Life tables. Government Actuary’s Department.

Population Projections

2001 2011 2021
Total  population 5,064,200 4,982,957 4,894,721
Age  under 60 3,995,468 3,795,917 3,546,253
Aged  60+ 1,068,732 1,187,040 1,348,468
Aged 80+ 194,923 220,753 258,020
2031 2041
Total  population 4,735,447 4,483,596
Age  under 60 3,221,593 3,028,274
Aged  60+ 1,513,854 1,455,322
Aged  80+ 324,975 380,002

Based on: Government Actuary’s Department – Projected population for Scotland at mid-years by age last birthday in five-year age bands, 2001 based (MS Excel, 66.0KB) with assistance from the General Register Office for Scotland.

Older People Take more control with Direct Payments

Older People Take more control with Direct Payments

Local Groups

Despite an increasing number of older people in need of community care services, not many older people take advantage of direct payments for care services, where social work payments can enable older people to take control of their own care needs by giving them the power to employ their own staff or a care agency to help them remain independent.

Mr James Mowat, a user of direct payments, knows the value of these payments;  I have been using Direct Payments since 1st June 2004,and  because of this service I have enjoyed a quality of life that is almost stress free.

The concept of an individual being granted the right to manage their own care package is just tremendous.  Staff at the Glasgow Centre for Inclusive Living and the Scottish Personal Assistant Employers Network (SPAEN) also proved most helpful in providing me with information re insurance and contracts of employment’

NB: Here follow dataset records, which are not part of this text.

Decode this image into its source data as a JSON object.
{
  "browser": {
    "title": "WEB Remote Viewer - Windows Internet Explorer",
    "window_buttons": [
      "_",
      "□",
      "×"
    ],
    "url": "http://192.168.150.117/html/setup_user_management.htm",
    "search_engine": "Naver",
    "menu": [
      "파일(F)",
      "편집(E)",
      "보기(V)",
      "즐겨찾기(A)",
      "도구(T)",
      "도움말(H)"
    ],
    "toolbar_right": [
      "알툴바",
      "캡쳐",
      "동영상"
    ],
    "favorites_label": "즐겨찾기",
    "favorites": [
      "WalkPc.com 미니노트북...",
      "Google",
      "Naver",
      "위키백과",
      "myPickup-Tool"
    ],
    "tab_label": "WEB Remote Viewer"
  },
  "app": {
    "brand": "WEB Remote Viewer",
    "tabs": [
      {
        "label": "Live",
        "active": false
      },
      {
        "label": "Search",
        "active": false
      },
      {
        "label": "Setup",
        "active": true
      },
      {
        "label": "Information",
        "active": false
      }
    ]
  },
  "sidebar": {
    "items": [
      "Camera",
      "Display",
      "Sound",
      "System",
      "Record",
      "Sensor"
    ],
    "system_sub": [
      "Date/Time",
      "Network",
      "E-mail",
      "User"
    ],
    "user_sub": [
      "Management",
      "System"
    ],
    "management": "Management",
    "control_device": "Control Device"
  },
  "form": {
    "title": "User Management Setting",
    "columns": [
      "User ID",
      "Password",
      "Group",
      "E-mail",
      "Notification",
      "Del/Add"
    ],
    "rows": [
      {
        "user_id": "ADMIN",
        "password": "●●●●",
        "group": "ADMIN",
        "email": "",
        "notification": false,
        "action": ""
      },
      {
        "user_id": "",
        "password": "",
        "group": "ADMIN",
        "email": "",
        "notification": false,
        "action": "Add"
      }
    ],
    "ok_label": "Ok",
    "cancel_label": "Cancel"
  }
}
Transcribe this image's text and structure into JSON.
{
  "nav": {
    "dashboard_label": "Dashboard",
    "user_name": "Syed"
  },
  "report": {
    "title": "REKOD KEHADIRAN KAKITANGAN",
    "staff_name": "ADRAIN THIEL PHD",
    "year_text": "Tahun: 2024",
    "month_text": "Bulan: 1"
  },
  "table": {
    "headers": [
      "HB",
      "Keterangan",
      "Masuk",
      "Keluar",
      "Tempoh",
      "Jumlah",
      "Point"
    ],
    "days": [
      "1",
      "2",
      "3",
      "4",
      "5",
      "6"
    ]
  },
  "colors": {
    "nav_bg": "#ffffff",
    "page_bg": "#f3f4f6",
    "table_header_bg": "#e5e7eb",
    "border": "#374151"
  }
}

My experience has led me to the view that if you take your time to work out exactly what your needs are and have these agreed with the local authority staff then the rest is relatively easy.  There are plenty of people around to offer help and advice”.

Last year, thanks to Scottish Executive help, The Scottish Helpline for Older People started work to enable helplines to give better information about this enabling way to get community care provision.

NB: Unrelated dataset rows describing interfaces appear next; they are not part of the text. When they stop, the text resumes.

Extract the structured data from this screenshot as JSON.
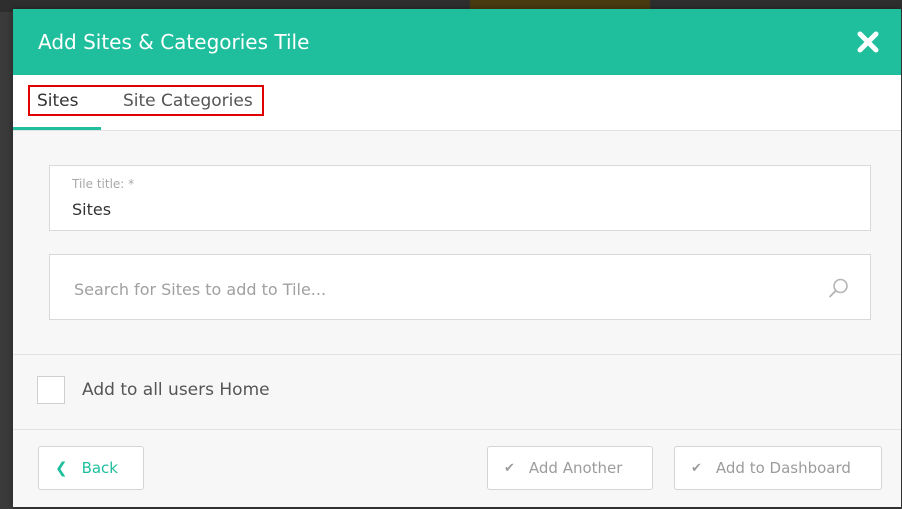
{
  "modal": {
    "title": "Add Sites & Categories Tile",
    "close_icon": "close-icon"
  },
  "tabs": [
    {
      "label": "Sites",
      "active": true
    },
    {
      "label": "Site Categories",
      "active": false
    }
  ],
  "form": {
    "tile_title_label": "Tile title: *",
    "tile_title_value": "Sites",
    "search_placeholder": "Search for Sites to add to Tile...",
    "search_icon": "search-icon"
  },
  "options": {
    "add_to_all_users_label": "Add to all users Home",
    "add_to_all_users_checked": false
  },
  "footer": {
    "back_label": "Back",
    "add_another_label": "Add Another",
    "add_to_dashboard_label": "Add to Dashboard"
  },
  "colors": {
    "accent": "#1fbf9d",
    "highlight": "#e00000"
  }
}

The Scottish Helpline for Older People is now giving better information about direct payments for older people, and providing a valuable first port of call for people who have home based community care enquiries.  Along with the Scottish Personal Assistant Employers Network, we have produced a new booklet which we are sending to many older people, and we also send out written information and videos or DVDs about direct payments, and refer interested callers to the best local source of further help where appropriate.

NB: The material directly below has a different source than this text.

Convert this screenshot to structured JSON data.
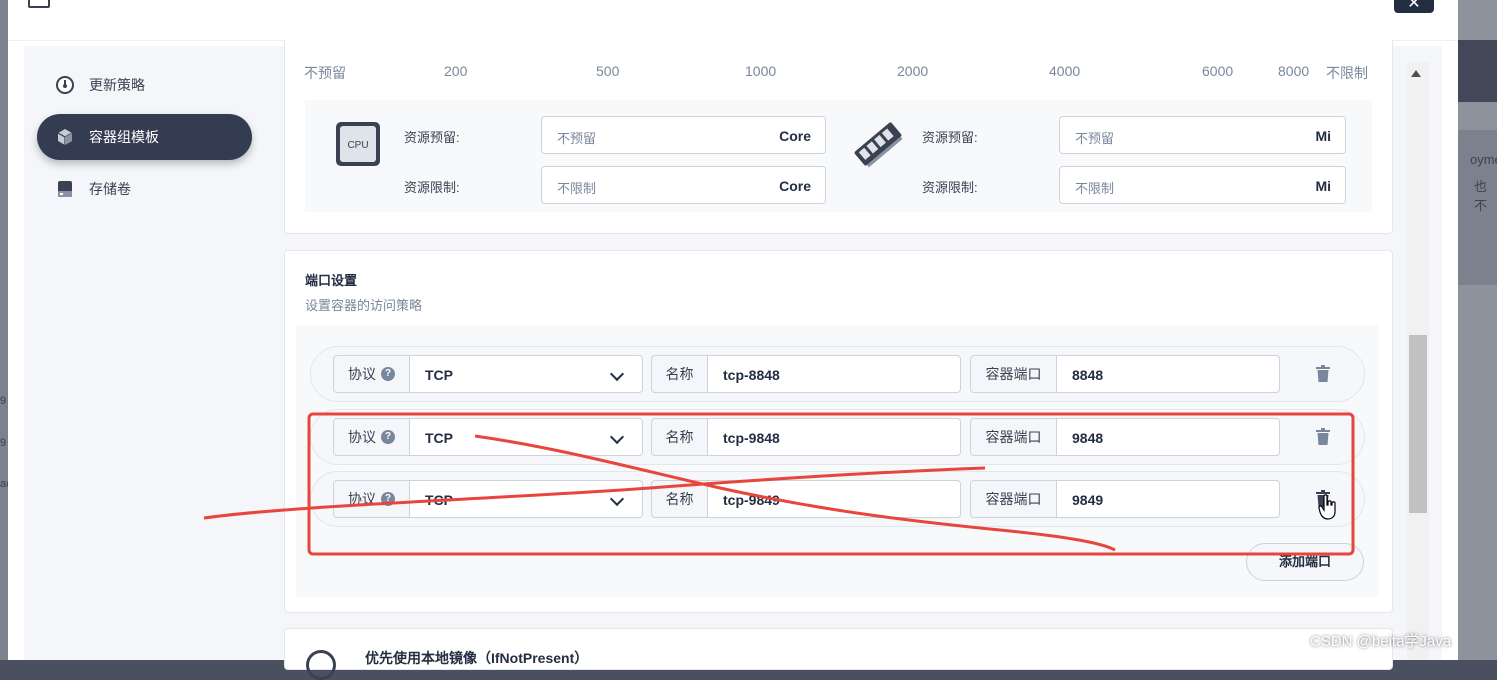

Over the coming months we know that the approach we have adopted will mean that Scotland’s older people can be guaranteed the same quality of basic information about direct payments from trained information workers.

Help Age Concern Scotland Campaign For Change

Help Age Concern Scotland Campaign For Change


We have been campaigning with, and on behalf of older people in Scotland for over sixty years.

In order to run successful campaigns and change things for the better we need accurate information and evidence to support our campaigning work to the media, the public and to local and national decision makers.

You can help us campaign successfully by sharing your personal experiences with us to use as case studies. If you have had experience, good or bad, of care and health services, transport services, negative stereotyping, benefits, housing, or anything else that has affected you please contact us